Brace yourself - the tail-end of Hurricane Bertha is heading this way.
Forecasters have warned there is a strong chance the remnants of the powerful storm, which battered the Caribbean, will hit the south of England tomorrow.
And it could affect Northern Ireland too, with an area of low pressure associated with the storm likely to bring heavy rain over the weekend.
Up to an inch of rain could fall in some parts of the region tomorrow, forecasters said.
Yesterday parts of Northern Ireland saw heavy showers, with torrential downpours saturating Belfast by mid-afternoon.
That weather is unconnected to Bertha, which has been travelling across the Atlantic after hitting the Caribbean islands with gusts of more than 90mph, leaving thousands of homes in the area without power.
However, there is a 60% to 70% chance the storm could hit southern Britain tomorrow.
And it could have a knock-on effect on Northern Ireland. Those who can should make the best of today as it looks to get progressively worse as the weekend wears on with heavy rain to come for most of us and even the possibility of localised flooding.

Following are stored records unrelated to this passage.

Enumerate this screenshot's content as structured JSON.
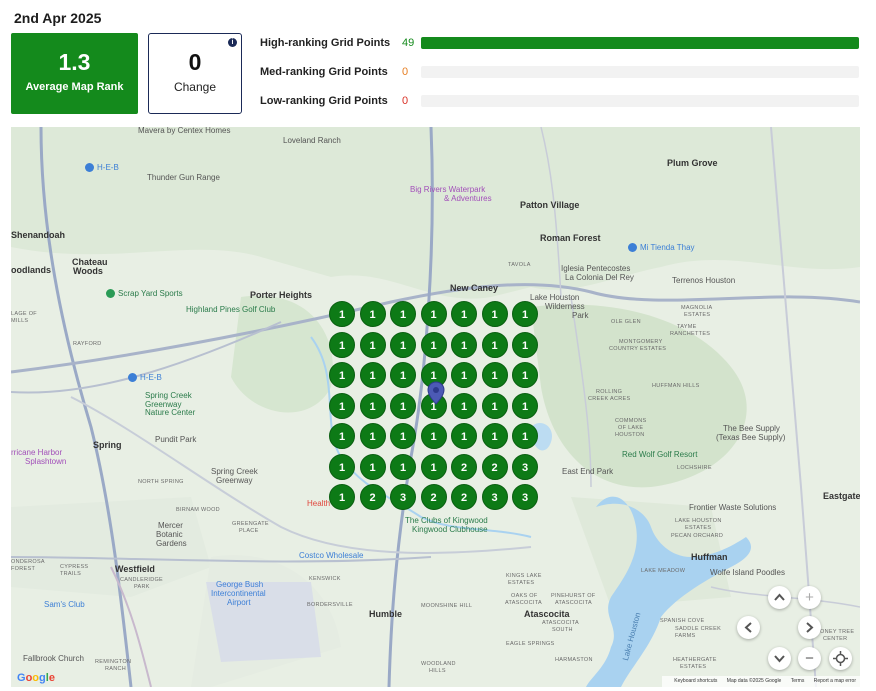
{
  "report": {
    "date": "2nd Apr 2025"
  },
  "stats": {
    "average_rank": {
      "value": "1.3",
      "label": "Average Map Rank"
    },
    "change": {
      "value": "0",
      "label": "Change",
      "info_icon": "info-icon"
    }
  },
  "ranking_bars": [
    {
      "label": "High-ranking Grid Points",
      "count": "49",
      "fraction": 1.0,
      "color": "#148a1c"
    },
    {
      "label": "Med-ranking Grid Points",
      "count": "0",
      "fraction": 0,
      "color": "#e67e22"
    },
    {
      "label": "Low-ranking Grid Points",
      "count": "0",
      "fraction": 0,
      "color": "#d93025"
    }
  ],
  "grid": {
    "rows": [
      [
        "1",
        "1",
        "1",
        "1",
        "1",
        "1",
        "1"
      ],
      [
        "1",
        "1",
        "1",
        "1",
        "1",
        "1",
        "1"
      ],
      [
        "1",
        "1",
        "1",
        "1",
        "1",
        "1",
        "1"
      ],
      [
        "1",
        "1",
        "1",
        "1",
        "1",
        "1",
        "1"
      ],
      [
        "1",
        "1",
        "1",
        "1",
        "1",
        "1",
        "1"
      ],
      [
        "1",
        "1",
        "1",
        "1",
        "2",
        "2",
        "3"
      ],
      [
        "1",
        "2",
        "3",
        "2",
        "2",
        "3",
        "3"
      ]
    ],
    "marker_icon": "location-pin-icon"
  },
  "map": {
    "labels": {
      "mavera": "Mavera by Centex Homes",
      "loveland": "Loveland Ranch",
      "heb1": "H-E-B",
      "thunder": "Thunder Gun Range",
      "bigrivers": "Big Rivers Waterpark",
      "bigrivers2": "& Adventures",
      "plumgrove": "Plum Grove",
      "patton": "Patton Village",
      "shenandoah": "Shenandoah",
      "romanforest": "Roman Forest",
      "tienda": "Mi Tienda Thay",
      "woodlands": "oodlands",
      "chateau": "Chateau",
      "chateau2": "Woods",
      "tavola": "TAVOLA",
      "iglesia": "Iglesia Pentecostes",
      "iglesia2": "La Colonia Del Rey",
      "terrenos": "Terrenos Houston",
      "newcaney": "New Caney",
      "scrapyard": "Scrap Yard Sports",
      "porter": "Porter Heights",
      "highland": "Highland Pines Golf Club",
      "lakehouston": "Lake Houston",
      "lakehouston2": "Wilderness",
      "lakehouston3": "Park",
      "magnolia": "MAGNOLIA",
      "magnolia2": "ESTATES",
      "ole": "OLE GLEN",
      "tayme": "TAYME",
      "tayme2": "RANCHETTES",
      "montgomery": "MONTGOMERY",
      "montgomery2": "COUNTRY ESTATES",
      "rayford": "RAYFORD",
      "lage": "LAGE OF",
      "lage2": "MILLS",
      "heb2": "H-E-B",
      "springcreek": "Spring Creek",
      "springcreek2": "Greenway",
      "springcreek3": "Nature Center",
      "huffmanhills": "HUFFMAN HILLS",
      "rolling": "ROLLING",
      "rolling2": "CREEK ACRES",
      "commons": "COMMONS",
      "commons2": "OF LAKE",
      "commons3": "HOUSTON",
      "beesupply": "The Bee Supply",
      "beesupply2": "(Texas Bee Supply)",
      "spring": "Spring",
      "pundit": "Pundit Park",
      "hurricane": "rricane Harbor",
      "hurricane2": "Splashtown",
      "redwolf": "Red Wolf Golf Resort",
      "locheshire": "LOCHSHIRE",
      "eastend": "East End Park",
      "springgreen": "Spring Creek",
      "springgreen2": "Greenway",
      "northspring": "NORTH SPRING",
      "eastgate": "Eastgate",
      "birnam": "BIRNAM WOOD",
      "frontier": "Frontier Waste Solutions",
      "mercer": "Mercer",
      "mercer2": "Botanic",
      "mercer3": "Gardens",
      "greengate": "GREENGATE",
      "greengate2": "PLACE",
      "kingwood": "The Clubs of Kingwood",
      "kingwood2": "Kingwood Clubhouse",
      "lakehoustonest": "LAKE HOUSTON",
      "lakehoustonest2": "ESTATES",
      "pecan": "PECAN ORCHARD",
      "costco": "Costco Wholesale",
      "huffman": "Huffman",
      "westfield": "Westfield",
      "cypress": "CYPRESS",
      "cypress2": "TRAILS",
      "candle": "CANDLERIDGE",
      "candle2": "PARK",
      "kenwick": "KENSWICK",
      "wolfe": "Wolfe Island Poodles",
      "lakemeadow": "LAKE MEADOW",
      "kingslake": "KINGS LAKE",
      "kingslake2": "ESTATES",
      "oaks": "OAKS OF",
      "oaks2": "ATASCOCITA",
      "pinehurst": "PINEHURST OF",
      "pinehurst2": "ATASCOCITA",
      "georgebush": "George Bush",
      "georgebush2": "Intercontinental",
      "georgebush3": "Airport",
      "samsclub": "Sam's Club",
      "humble": "Humble",
      "atascocita": "Atascocita",
      "moonshine": "MOONSHINE HILL",
      "bordersville": "BORDERSVILLE",
      "spanish": "SPANISH COVE",
      "saddle": "SADDLE CREEK",
      "saddle2": "FARMS",
      "atascocitasouth": "ATASCOCITA",
      "atascocitasouth2": "SOUTH",
      "eaglesprings": "EAGLE SPRINGS",
      "harmaston": "HARMASTON",
      "heathergate": "HEATHERGATE",
      "heathergate2": "ESTATES",
      "woodland": "WOODLAND",
      "woodland2": "HILLS",
      "fallbrook": "Fallbrook Church",
      "remington": "REMINGTON",
      "remington2": "RANCH",
      "lakehoustonlake": "Lake Houston",
      "health": "Health",
      "onderosa": "ONDEROSA",
      "onderosa2": "FOREST",
      "ontreecenter": "ONEY TREE",
      "ontreecenter2": "CENTER"
    },
    "google": "Google",
    "attribution": {
      "shortcuts": "Keyboard shortcuts",
      "mapdata": "Map data ©2025 Google",
      "terms": "Terms",
      "report": "Report a map error"
    },
    "controls": {
      "up": "chevron-up-icon",
      "down": "chevron-down-icon",
      "left": "chevron-left-icon",
      "right": "chevron-right-icon",
      "zoom_in": "+",
      "zoom_out": "−",
      "recenter": "recenter-icon"
    }
  }
}
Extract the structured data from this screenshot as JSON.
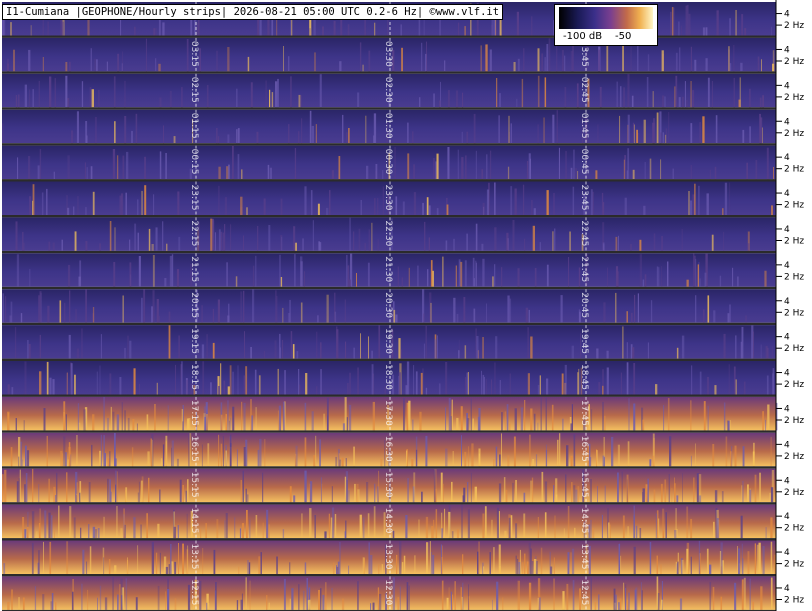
{
  "title": "I1-Cumiana |GEOPHONE/Hourly strips| 2026-08-21 05:00 UTC 0.2-6 Hz| ©www.vlf.it",
  "colorbar": {
    "min_label": "-100 dB",
    "max_label": "-50",
    "colors": [
      "#000000",
      "#1a1a55",
      "#3b2f8a",
      "#7a3f8f",
      "#c26a4a",
      "#f0b050",
      "#fff6c8"
    ]
  },
  "chart_data": {
    "type": "heatmap",
    "y_ticks": [
      {
        "value": 4,
        "label": "4"
      },
      {
        "value": 2,
        "label": "2 Hz"
      }
    ],
    "freq_range": [
      0.2,
      6
    ],
    "strips": [
      {
        "hour": "04",
        "marks": [
          "04",
          "04",
          ""
        ],
        "intensity": 0.35
      },
      {
        "hour": "03",
        "marks": [
          "03:15",
          "03:30",
          "03:45"
        ],
        "intensity": 0.3
      },
      {
        "hour": "02",
        "marks": [
          "02:15",
          "02:30",
          "02:45"
        ],
        "intensity": 0.3
      },
      {
        "hour": "01",
        "marks": [
          "01:15",
          "01:30",
          "01:45"
        ],
        "intensity": 0.28
      },
      {
        "hour": "00",
        "marks": [
          "00:15",
          "00:30",
          "00:45"
        ],
        "intensity": 0.3
      },
      {
        "hour": "23",
        "marks": [
          "23:15",
          "23:30",
          "23:45"
        ],
        "intensity": 0.3
      },
      {
        "hour": "22",
        "marks": [
          "22:15",
          "22:30",
          "22:45"
        ],
        "intensity": 0.35
      },
      {
        "hour": "21",
        "marks": [
          "21:15",
          "21:30",
          "21:45"
        ],
        "intensity": 0.35
      },
      {
        "hour": "20",
        "marks": [
          "20:15",
          "20:30",
          "20:45"
        ],
        "intensity": 0.32
      },
      {
        "hour": "19",
        "marks": [
          "19:15",
          "19:30",
          "19:45"
        ],
        "intensity": 0.3
      },
      {
        "hour": "18",
        "marks": [
          "18:15",
          "18:30",
          "18:45"
        ],
        "intensity": 0.55
      },
      {
        "hour": "17",
        "marks": [
          "17:15",
          "17:30",
          "17:45"
        ],
        "intensity": 0.7
      },
      {
        "hour": "16",
        "marks": [
          "16:15",
          "16:30",
          "16:45"
        ],
        "intensity": 0.75
      },
      {
        "hour": "15",
        "marks": [
          "15:15",
          "15:30",
          "15:45"
        ],
        "intensity": 0.8
      },
      {
        "hour": "14",
        "marks": [
          "14:15",
          "14:30",
          "14:45"
        ],
        "intensity": 0.78
      },
      {
        "hour": "13",
        "marks": [
          "13:15",
          "13:30",
          "13:45"
        ],
        "intensity": 0.78
      },
      {
        "hour": "12",
        "marks": [
          "12:15",
          "12:30",
          "12:45"
        ],
        "intensity": 0.75
      }
    ]
  }
}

Billy Payne, a forecaster with the MeteoGroup weather agency, said we should brace ourselves for a very wet end to the weekend.
"Saturday is looking like a day of sunny spells and scattered showers, a few of which may be thundery," he told the Belfast Telegraph.
"The showers are likely to continue overnight and may give way to larger spells of rain, associated with a deep area of low pressure tracking across southern Britain that's associated with the remnants of Hurricane Bertha.
"An area of low pressure will move out into the North Sea on Sunday, bringing further outbreaks of heavy rain across Northern Ireland."
Some areas here could see up to an inch of rain, he said.
"We do get wet days in August but this could be a particularly nasty instance of low pressure," Mr Payne added.
"A lot of rain can fall this month but some people will consider the forecast rather unseasonal."
The Met Office said the transition of Bertha from a tropical to an extra-tropical storm was a "particularly hard one to forecast" but it was increasingly expected to affect the UK tomorrow.
Chief meteorologist Paul Gundersen said: "Rain and strong winds may well bring disruption, especially across southern parts of the UK, with the potential for more than 50mm of rain and coastal gusts of over 60mph."
Bertha is the second hurricane of the 2014 Atlantic hurricane season. It passed through the Caribbean earlier this week, leaving thousands of homes without power.
Parts of Puerto Rico saw 25mm of rainfall, with some mountainous regions receiving as much as 254mm.